Those worried about potential for another Harvey grab sandbags
For some, the threat of Tropical Storm Nicholas brings back memories of widespread flooding caused by Hurricane Harvey.
E.J. and Judy Badeaux were in line in the parking lot of Robert A. “Bob” Bowers Civic Center Monday morning to get sandbags in preparation for the storm.
“We are preparing in case it floods like Harvey,” Judy Badeaux said. “We lost everything in our house in Harvey.”
The Badeauxs were able to walk out in the Harvey floodwaters before being picked up by a boat and brought to higher ground. From there their daughter picked them up.
“We had to buy a trailer and live in it for three months in our backyard,” she said, adding they are keeping an eye on weather announcements.
As of the 10 a.m. Monday update from the National Weather Service, Nicholas is set to make landfall on the middle Texas coast Monday night.
Southeast Texas is expected to get 5-10 inches of rain with possible street flooding during periods of heavy rain.
More than a dozen people waited at the Civic Center near the art museum, trucks backed up to the large pile of wet sand. A problem ensued when the actual bags supplied by the city ran out.
Gregory Provost arrived early and was told he needed a shovel so he went home to get one.
When he returned at approximately 9:30 a.m., the bags had run out and city employees who were there earlier were gone, he said.
Provost, 60, lives on Lake Arthur Drive, an area that frequently floods during heavy rain, so getting sandbags is important to him.
He also has a canal behind his home, adding to the flooding factor.
He also has wildlife near his home that alerts him to the approach of bad weather, he said with a chuckle.
The animal — a opossum he named Papa Joe — comes around every time it floods and he saw the marsupial looking in his door recently.
“My house flooded in Harvey,” he said, noting the appearance of the opossum prior to the flooding event. “Went we went into the house (after) there was a 5-foot gator in there hiding in a pile of clothes. We kept the 4-foot catfish but not the gator.”
Trudy Nichols was in Lumberton during Harvey, which reached 7 feet in her immediate area with only one way in and out.
Nichols, 70, ended up moving to Groves near his brother and both were on hand Monday to get sandbags. While she’s not expecting major flooding in her home, she is worried about her garage since water from her gutters often flows there during rain.

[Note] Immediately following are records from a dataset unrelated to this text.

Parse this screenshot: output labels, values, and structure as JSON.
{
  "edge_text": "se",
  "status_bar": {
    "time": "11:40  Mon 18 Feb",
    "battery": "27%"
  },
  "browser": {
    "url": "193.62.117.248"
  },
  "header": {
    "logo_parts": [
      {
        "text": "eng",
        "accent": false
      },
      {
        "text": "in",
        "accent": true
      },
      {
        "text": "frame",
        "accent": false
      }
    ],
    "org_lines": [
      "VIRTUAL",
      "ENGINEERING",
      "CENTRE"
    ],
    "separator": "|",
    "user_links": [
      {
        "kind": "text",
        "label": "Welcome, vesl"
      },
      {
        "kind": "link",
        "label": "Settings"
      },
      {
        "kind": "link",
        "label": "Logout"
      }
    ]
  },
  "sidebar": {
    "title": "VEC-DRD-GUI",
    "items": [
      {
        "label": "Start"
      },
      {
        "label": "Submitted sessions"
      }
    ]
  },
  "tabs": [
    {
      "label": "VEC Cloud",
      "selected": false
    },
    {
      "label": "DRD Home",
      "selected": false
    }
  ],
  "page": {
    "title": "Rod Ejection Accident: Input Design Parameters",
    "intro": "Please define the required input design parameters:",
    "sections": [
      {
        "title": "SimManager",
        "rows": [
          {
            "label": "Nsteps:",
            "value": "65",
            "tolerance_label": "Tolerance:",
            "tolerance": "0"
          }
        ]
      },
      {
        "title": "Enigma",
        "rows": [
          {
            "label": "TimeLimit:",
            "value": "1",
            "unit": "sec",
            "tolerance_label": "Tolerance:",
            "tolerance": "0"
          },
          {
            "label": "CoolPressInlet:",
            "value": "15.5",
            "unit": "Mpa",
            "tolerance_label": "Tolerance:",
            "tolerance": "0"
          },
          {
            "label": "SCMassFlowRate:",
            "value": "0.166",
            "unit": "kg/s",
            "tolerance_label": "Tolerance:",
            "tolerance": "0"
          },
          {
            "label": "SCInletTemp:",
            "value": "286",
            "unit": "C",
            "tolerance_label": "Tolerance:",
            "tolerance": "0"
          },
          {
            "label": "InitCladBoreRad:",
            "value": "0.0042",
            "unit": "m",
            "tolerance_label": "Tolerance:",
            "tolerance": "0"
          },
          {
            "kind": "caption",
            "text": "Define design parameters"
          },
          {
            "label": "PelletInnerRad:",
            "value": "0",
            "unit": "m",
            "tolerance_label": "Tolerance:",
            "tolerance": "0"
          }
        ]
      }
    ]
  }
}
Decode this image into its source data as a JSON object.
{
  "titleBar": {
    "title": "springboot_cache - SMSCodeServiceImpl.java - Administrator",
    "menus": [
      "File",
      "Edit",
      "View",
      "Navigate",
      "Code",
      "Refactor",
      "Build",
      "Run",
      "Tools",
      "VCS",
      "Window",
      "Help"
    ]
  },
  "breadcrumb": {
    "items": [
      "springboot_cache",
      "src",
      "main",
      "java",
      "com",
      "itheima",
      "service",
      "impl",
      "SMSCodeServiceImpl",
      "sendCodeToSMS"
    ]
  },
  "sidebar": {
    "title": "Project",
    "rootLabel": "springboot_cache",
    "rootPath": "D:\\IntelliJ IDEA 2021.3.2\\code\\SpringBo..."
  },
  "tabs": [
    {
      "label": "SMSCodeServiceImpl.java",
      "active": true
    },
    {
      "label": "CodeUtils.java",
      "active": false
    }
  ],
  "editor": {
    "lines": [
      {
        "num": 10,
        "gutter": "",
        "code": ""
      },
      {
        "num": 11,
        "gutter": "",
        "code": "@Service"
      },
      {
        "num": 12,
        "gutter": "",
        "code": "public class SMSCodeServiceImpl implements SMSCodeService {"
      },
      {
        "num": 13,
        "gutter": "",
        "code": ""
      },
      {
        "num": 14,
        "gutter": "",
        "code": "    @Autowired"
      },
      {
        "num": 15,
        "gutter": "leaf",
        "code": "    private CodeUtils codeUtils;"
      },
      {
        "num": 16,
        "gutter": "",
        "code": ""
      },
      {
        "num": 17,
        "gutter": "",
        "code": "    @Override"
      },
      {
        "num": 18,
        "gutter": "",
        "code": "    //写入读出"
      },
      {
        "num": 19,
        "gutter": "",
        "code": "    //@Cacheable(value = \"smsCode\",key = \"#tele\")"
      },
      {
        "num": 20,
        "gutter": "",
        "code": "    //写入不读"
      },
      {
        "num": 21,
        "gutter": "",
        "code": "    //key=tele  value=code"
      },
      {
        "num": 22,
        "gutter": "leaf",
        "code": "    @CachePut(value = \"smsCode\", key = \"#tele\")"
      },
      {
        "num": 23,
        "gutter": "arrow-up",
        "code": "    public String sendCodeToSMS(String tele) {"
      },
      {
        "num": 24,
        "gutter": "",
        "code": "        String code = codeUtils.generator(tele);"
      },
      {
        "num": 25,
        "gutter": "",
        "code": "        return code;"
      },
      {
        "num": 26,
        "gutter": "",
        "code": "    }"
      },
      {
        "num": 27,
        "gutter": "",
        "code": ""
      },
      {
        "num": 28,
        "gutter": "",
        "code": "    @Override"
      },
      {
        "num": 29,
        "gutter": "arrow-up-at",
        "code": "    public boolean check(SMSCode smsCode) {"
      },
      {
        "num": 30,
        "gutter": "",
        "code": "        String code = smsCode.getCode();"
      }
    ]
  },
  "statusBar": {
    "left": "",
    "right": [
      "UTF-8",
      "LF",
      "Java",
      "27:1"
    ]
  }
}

Peter Kaatrude was waiting on bags Monday morning as well.
While his home didn’t flood before, he was there Monday to get sandbags to secure his shed.
Several employees with the city of Port Arthur arrived around 10 a.m. with a supply of bags for the waiting residents.
Getting sandbags on Monday
- Port Arthur city is offering sandbags with a limit of six per address while supplies last. They can be picked up at the civic center, 3401 Cultural Center Drive, and the pavilion downtown, 600 Procter Street. Residents are asked to bring an ID and their own shovels.
- The City of Groves began providing sandbags Monday, at the Public Works Office located at 4925 McKinley Ave. Six sandbags will be available for Groves residents. Water bill and driver license will be required to confirm residency. The public will have to bring their own shovel and bag their own sand. Sand will be available until it runs out.
- The City of Nederland has sandbags avail ale Monday at Doornbos Park, 2301 Avenue H, Nederland. Nederland residents will be provided p to 10 sandbags per vehicle or address. Residency will be confirmed by either a driver’s license or a utility bill.
- The city of Port Neches has sandbags available Monday at the public works service center, 2005 Merriman St., Port Neches. Please bring an ID.